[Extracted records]
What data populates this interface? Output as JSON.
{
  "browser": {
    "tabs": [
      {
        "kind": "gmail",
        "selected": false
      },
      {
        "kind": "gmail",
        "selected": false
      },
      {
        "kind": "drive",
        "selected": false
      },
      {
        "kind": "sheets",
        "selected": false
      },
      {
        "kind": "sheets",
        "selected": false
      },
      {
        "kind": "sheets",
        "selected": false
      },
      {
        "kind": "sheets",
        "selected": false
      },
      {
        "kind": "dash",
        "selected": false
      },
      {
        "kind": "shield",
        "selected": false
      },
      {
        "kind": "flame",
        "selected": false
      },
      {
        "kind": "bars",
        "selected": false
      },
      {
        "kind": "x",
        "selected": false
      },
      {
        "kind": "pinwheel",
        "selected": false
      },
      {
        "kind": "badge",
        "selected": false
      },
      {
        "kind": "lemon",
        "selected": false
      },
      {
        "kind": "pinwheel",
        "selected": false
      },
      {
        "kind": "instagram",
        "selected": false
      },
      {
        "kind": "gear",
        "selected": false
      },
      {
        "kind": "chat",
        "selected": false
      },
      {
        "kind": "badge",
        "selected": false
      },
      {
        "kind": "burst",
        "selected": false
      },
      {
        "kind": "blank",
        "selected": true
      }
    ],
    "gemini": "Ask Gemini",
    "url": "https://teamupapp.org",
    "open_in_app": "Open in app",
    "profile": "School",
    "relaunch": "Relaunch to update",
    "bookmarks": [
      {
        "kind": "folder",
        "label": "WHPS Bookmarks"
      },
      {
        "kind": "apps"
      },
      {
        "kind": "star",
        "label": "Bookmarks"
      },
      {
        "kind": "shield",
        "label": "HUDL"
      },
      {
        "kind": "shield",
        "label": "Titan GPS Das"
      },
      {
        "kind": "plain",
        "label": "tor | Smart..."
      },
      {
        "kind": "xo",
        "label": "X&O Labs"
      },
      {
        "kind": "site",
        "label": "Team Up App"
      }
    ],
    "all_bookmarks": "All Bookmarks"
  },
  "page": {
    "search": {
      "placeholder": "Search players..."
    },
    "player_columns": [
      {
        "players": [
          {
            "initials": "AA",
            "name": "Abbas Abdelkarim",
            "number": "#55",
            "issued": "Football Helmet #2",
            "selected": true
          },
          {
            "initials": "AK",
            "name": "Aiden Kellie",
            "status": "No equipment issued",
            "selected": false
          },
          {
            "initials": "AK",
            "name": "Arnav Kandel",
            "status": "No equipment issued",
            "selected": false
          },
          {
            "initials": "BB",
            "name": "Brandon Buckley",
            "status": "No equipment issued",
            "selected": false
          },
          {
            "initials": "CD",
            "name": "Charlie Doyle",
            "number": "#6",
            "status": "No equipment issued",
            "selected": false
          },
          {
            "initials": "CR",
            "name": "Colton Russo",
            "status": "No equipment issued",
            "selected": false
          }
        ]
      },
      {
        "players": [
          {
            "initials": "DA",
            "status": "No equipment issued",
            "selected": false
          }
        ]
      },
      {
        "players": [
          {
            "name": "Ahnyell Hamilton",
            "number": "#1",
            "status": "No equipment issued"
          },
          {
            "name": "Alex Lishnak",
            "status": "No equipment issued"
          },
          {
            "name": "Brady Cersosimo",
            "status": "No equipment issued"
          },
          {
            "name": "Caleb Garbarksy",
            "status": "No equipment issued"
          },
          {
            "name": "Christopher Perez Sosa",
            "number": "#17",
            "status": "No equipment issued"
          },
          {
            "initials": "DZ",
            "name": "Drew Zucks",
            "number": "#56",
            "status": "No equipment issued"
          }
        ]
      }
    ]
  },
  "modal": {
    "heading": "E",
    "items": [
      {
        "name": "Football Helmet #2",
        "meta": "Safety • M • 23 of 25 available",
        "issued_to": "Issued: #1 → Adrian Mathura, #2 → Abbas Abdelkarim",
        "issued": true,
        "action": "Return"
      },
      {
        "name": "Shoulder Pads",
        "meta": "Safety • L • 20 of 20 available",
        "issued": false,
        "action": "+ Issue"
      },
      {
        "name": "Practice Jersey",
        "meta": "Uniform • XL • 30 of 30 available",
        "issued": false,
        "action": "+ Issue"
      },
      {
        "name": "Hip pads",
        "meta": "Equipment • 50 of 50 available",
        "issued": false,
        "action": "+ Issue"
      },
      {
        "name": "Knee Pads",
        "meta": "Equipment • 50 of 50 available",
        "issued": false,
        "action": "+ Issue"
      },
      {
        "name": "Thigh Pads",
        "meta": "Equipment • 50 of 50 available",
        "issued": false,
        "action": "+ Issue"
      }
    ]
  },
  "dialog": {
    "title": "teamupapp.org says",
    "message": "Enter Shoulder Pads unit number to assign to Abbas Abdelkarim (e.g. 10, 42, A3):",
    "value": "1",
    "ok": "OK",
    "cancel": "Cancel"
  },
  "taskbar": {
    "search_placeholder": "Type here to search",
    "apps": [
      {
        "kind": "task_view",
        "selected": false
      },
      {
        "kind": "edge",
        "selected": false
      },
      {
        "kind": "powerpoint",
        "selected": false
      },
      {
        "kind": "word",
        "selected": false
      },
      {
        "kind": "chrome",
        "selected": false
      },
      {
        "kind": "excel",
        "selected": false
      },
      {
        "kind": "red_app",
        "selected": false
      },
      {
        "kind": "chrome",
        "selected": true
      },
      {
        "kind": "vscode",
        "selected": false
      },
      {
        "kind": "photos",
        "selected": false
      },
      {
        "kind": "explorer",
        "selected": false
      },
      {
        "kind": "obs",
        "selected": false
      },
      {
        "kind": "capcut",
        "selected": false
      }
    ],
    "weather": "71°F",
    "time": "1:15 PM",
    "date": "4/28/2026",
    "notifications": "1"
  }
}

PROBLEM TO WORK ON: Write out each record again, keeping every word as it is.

RESULT:
What data populates this interface? Output as JSON.
{
  "browser": {
    "tabs": [
      {
        "kind": "gmail",
        "selected": false
      },
      {
        "kind": "gmail",
        "selected": false
      },
      {
        "kind": "drive",
        "selected": false
      },
      {
        "kind": "sheets",
        "selected": false
      },
      {
        "kind": "sheets",
        "selected": false
      },
      {
        "kind": "sheets",
        "selected": false
      },
      {
        "kind": "sheets",
        "selected": false
      },
      {
        "kind": "dash",
        "selected": false
      },
      {
        "kind": "shield",
        "selected": false
      },
      {
        "kind": "flame",
        "selected": false
      },
      {
        "kind": "bars",
        "selected": false
      },
      {
        "kind": "x",
        "selected": false
      },
      {
        "kind": "pinwheel",
        "selected": false
      },
      {
        "kind": "badge",
        "selected": false
      },
      {
        "kind": "lemon",
        "selected": false
      },
      {
        "kind": "pinwheel",
        "selected": false
      },
      {
        "kind": "instagram",
        "selected": false
      },
      {
        "kind": "gear",
        "selected": false
      },
      {
        "kind": "chat",
        "selected": false
      },
      {
        "kind": "badge",
        "selected": false
      },
      {
        "kind": "burst",
        "selected": false
      },
      {
        "kind": "blank",
        "selected": true
      }
    ],
    "gemini": "Ask Gemini",
    "url": "https://teamupapp.org",
    "open_in_app": "Open in app",
    "profile": "School",
    "relaunch": "Relaunch to update",
    "bookmarks": [
      {
        "kind": "folder",
        "label": "WHPS Bookmarks"
      },
      {
        "kind": "apps"
      },
      {
        "kind": "star",
        "label": "Bookmarks"
      },
      {
        "kind": "shield",
        "label": "HUDL"
      },
      {
        "kind": "shield",
        "label": "Titan GPS Das"
      },
      {
        "kind": "plain",
        "label": "tor | Smart..."
      },
      {
        "kind": "xo",
        "label": "X&O Labs"
      },
      {
        "kind": "site",
        "label": "Team Up App"
      }
    ],
    "all_bookmarks": "All Bookmarks"
  },
  "page": {
    "search": {
      "placeholder": "Search players..."
    },
    "player_columns": [
      {
        "players": [
          {
            "initials": "AA",
            "name": "Abbas Abdelkarim",
            "number": "#55",
            "issued": "Football Helmet #2",
            "selected": true
          },
          {
            "initials": "AK",
            "name": "Aiden Kellie",
            "status": "No equipment issued",
            "selected": false
          },
          {
            "initials": "AK",
            "name": "Arnav Kandel",
            "status": "No equipment issued",
            "selected": false
          },
          {
            "initials": "BB",
            "name": "Brandon Buckley",
            "status": "No equipment issued",
            "selected": false
          },
          {
            "initials": "CD",
            "name": "Charlie Doyle",
            "number": "#6",
            "status": "No equipment issued",
            "selected": false
          },
          {
            "initials": "CR",
            "name": "Colton Russo",
            "status": "No equipment issued",
            "selected": false
          }
        ]
      },
      {
        "players": [
          {
            "initials": "DA",
            "status": "No equipment issued",
            "selected": false
          }
        ]
      },
      {
        "players": [
          {
            "name": "Ahnyell Hamilton",
            "number": "#1",
            "status": "No equipment issued"
          },
          {
            "name": "Alex Lishnak",
            "status": "No equipment issued"
          },
          {
            "name": "Brady Cersosimo",
            "status": "No equipment issued"
          },
          {
            "name": "Caleb Garbarksy",
            "status": "No equipment issued"
          },
          {
            "name": "Christopher Perez Sosa",
            "number": "#17",
            "status": "No equipment issued"
          },
          {
            "initials": "DZ",
            "name": "Drew Zucks",
            "number": "#56",
            "status": "No equipment issued"
          }
        ]
      }
    ]
  },
  "modal": {
    "heading": "E",
    "items": [
      {
        "name": "Football Helmet #2",
        "meta": "Safety • M • 23 of 25 available",
        "issued_to": "Issued: #1 → Adrian Mathura, #2 → Abbas Abdelkarim",
        "issued": true,
        "action": "Return"
      },
      {
        "name": "Shoulder Pads",
        "meta": "Safety • L • 20 of 20 available",
        "issued": false,
        "action": "+ Issue"
      },
      {
        "name": "Practice Jersey",
        "meta": "Uniform • XL • 30 of 30 available",
        "issued": false,
        "action": "+ Issue"
      },
      {
        "name": "Hip pads",
        "meta": "Equipment • 50 of 50 available",
        "issued": false,
        "action": "+ Issue"
      },
      {
        "name": "Knee Pads",
        "meta": "Equipment • 50 of 50 available",
        "issued": false,
        "action": "+ Issue"
      },
      {
        "name": "Thigh Pads",
        "meta": "Equipment • 50 of 50 available",
        "issued": false,
        "action": "+ Issue"
      }
    ]
  },
  "dialog": {
    "title": "teamupapp.org says",
    "message": "Enter Shoulder Pads unit number to assign to Abbas Abdelkarim (e.g. 10, 42, A3):",
    "value": "1",
    "ok": "OK",
    "cancel": "Cancel"
  },
  "taskbar": {
    "search_placeholder": "Type here to search",
    "apps": [
      {
        "kind": "task_view",
        "selected": false
      },
      {
        "kind": "edge",
        "selected": false
      },
      {
        "kind": "powerpoint",
        "selected": false
      },
      {
        "kind": "word",
        "selected": false
      },
      {
        "kind": "chrome",
        "selected": false
      },
      {
        "kind": "excel",
        "selected": false
      },
      {
        "kind": "red_app",
        "selected": false
      },
      {
        "kind": "chrome",
        "selected": true
      },
      {
        "kind": "vscode",
        "selected": false
      },
      {
        "kind": "photos",
        "selected": false
      },
      {
        "kind": "explorer",
        "selected": false
      },
      {
        "kind": "obs",
        "selected": false
      },
      {
        "kind": "capcut",
        "selected": false
      }
    ],
    "weather": "71°F",
    "time": "1:15 PM",
    "date": "4/28/2026",
    "notifications": "1"
  }
}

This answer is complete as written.